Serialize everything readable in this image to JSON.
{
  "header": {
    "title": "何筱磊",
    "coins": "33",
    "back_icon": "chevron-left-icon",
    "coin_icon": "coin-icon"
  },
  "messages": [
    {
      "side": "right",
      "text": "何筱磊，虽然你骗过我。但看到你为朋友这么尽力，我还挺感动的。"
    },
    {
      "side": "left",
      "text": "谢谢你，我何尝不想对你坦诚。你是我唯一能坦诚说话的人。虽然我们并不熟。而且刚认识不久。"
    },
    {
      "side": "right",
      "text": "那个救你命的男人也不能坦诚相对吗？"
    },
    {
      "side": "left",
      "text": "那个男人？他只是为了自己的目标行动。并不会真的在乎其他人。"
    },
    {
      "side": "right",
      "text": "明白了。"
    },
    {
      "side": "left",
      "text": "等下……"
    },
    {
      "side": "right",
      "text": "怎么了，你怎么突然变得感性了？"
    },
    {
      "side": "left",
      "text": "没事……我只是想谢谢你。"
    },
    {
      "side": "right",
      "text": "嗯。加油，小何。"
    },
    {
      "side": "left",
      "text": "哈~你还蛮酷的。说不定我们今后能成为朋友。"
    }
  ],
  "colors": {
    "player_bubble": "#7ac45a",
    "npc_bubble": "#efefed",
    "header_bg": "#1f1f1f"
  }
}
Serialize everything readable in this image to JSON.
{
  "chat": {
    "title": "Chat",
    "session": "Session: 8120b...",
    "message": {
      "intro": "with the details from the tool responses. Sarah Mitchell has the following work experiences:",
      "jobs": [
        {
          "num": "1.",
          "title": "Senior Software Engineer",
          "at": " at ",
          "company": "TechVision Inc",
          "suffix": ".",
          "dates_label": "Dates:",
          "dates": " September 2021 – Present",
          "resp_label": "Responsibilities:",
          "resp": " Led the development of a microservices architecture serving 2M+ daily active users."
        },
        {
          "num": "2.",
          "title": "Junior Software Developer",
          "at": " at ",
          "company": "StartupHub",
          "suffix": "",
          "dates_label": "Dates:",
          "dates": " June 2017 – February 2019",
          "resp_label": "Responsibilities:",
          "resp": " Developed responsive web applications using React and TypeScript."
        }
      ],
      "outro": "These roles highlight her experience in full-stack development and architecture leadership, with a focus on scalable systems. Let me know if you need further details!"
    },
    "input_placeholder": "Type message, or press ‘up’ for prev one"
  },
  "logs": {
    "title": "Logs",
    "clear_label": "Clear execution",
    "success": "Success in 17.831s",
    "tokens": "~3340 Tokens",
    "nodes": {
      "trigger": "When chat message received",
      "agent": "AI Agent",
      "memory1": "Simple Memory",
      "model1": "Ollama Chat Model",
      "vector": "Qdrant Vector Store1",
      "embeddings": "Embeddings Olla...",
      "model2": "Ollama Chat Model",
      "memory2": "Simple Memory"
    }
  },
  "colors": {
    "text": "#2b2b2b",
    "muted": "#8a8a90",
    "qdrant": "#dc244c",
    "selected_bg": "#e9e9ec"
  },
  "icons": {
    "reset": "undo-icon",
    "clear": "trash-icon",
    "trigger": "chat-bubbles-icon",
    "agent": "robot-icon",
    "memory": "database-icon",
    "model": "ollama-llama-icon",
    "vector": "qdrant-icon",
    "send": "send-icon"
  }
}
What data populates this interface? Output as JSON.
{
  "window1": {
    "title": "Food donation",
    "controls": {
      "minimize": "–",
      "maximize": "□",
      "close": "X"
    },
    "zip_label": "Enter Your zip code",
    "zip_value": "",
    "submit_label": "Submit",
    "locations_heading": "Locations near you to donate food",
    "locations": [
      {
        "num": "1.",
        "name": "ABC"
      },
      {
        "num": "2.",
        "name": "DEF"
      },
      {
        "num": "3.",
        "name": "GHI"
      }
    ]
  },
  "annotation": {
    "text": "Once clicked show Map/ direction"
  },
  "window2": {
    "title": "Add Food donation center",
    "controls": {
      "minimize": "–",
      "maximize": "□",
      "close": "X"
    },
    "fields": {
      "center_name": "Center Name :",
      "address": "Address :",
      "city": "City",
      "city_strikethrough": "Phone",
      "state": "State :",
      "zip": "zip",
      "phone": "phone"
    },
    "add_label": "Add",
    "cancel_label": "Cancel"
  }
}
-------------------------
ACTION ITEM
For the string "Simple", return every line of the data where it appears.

THE COMPLETED TASK
      "memory1": "Simple Memory",
      "memory2": "Simple Memory"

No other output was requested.